So therapists have a greater responsibility during these times. It rests upon us to have keener awareness to the possibilities of more difficult and, perhaps, more dangerous times for our clients. We need to more diligently assess for suicidal and/or violent ideations and be prepared to intervene swiftly and effectively as needed. Obviously, this season can and does also cause more stress for us as healers. Therefore our wellbeing is even more vitally significant than usual. As we teach our clients how to be more kind and gentle to themselves and those they love, so should we carefully listen to our own words of wisdom. May this season bring all of us peace and calm reassurance that we are valued.

 

RFT Book Cover

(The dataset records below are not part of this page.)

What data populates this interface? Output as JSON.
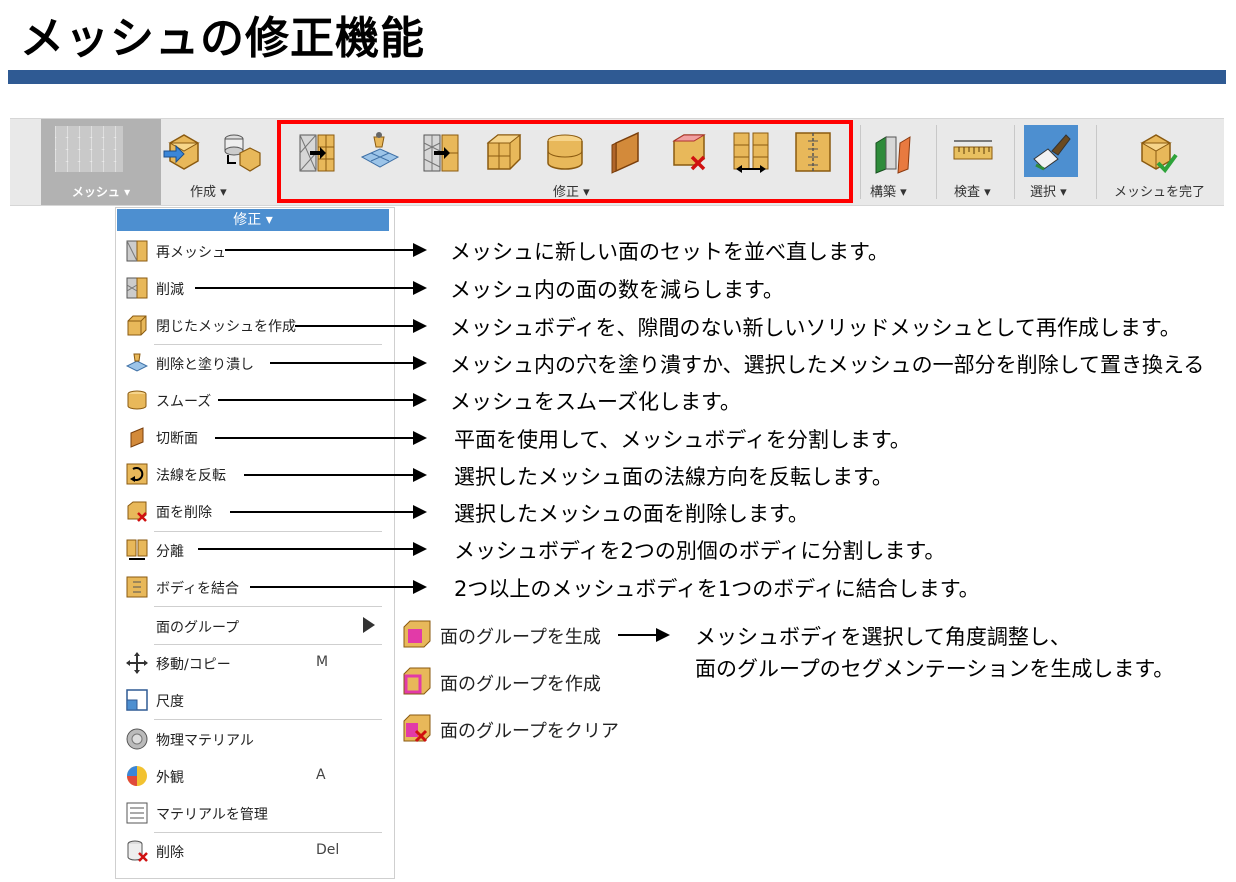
{
  "title": "メッシュの修正機能",
  "ribbon": {
    "mesh_tab": "メッシュ ▾",
    "groups": {
      "create": "作成 ▾",
      "modify": "修正 ▾",
      "assemble": "構築 ▾",
      "inspect": "検査 ▾",
      "select": "選択 ▾",
      "finish": "メッシュを完了"
    }
  },
  "menu": {
    "header": "修正 ▾",
    "items": [
      {
        "label": "再メッシュ",
        "icon": "remesh-icon"
      },
      {
        "label": "削減",
        "icon": "reduce-icon"
      },
      {
        "label": "閉じたメッシュを作成",
        "icon": "make-closed-mesh-icon"
      },
      {
        "label": "削除と塗り潰し",
        "icon": "erase-and-fill-icon"
      },
      {
        "label": "スムーズ",
        "icon": "smooth-icon"
      },
      {
        "label": "切断面",
        "icon": "plane-cut-icon"
      },
      {
        "label": "法線を反転",
        "icon": "reverse-normal-icon"
      },
      {
        "label": "面を削除",
        "icon": "delete-faces-icon"
      },
      {
        "label": "分離",
        "icon": "separate-icon"
      },
      {
        "label": "ボディを結合",
        "icon": "combine-bodies-icon"
      },
      {
        "label": "面のグループ",
        "icon": ""
      },
      {
        "label": "移動/コピー",
        "key": "M",
        "icon": "move-copy-icon"
      },
      {
        "label": "尺度",
        "icon": "scale-icon"
      },
      {
        "label": "物理マテリアル",
        "icon": "physical-material-icon"
      },
      {
        "label": "外観",
        "key": "A",
        "icon": "appearance-icon"
      },
      {
        "label": "マテリアルを管理",
        "icon": "manage-materials-icon"
      },
      {
        "label": "削除",
        "key": "Del",
        "icon": "delete-icon"
      }
    ]
  },
  "descriptions": [
    "メッシュに新しい面のセットを並べ直します。",
    "メッシュ内の面の数を減らします。",
    "メッシュボディを、隙間のない新しいソリッドメッシュとして再作成します。",
    "メッシュ内の穴を塗り潰すか、選択したメッシュの一部分を削除して置き換える",
    "メッシュをスムーズ化します。",
    "平面を使用して、メッシュボディを分割します。",
    "選択したメッシュ面の法線方向を反転します。",
    "選択したメッシュの面を削除します。",
    "メッシュボディを2つの別個のボディに分割します。",
    "2つ以上のメッシュボディを1つのボディに結合します。"
  ],
  "face_groups": {
    "items": [
      "面のグループを生成",
      "面のグループを作成",
      "面のグループをクリア"
    ],
    "description_line1": "メッシュボディを選択して角度調整し、",
    "description_line2": "面のグループのセグメンテーションを生成します。"
  },
  "colors": {
    "title_bar": "#2f5a93",
    "highlight_frame": "#ff0000",
    "menu_header": "#4d8fd0",
    "mesh_tab": "#b2b2b2"
  }
}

Respect-Focused Therapy (RFT) is a foundation on which all modalities and techniques used in therapy can be strongly grounded, in order to produce sound, effective outcomes. This approach offers clients the opportunity to gain experiential understanding of being respected, possibly for the first time, from the therapeutic relationship and then be able to heal old wounds by creating more respect for self and others in the therapeutic process.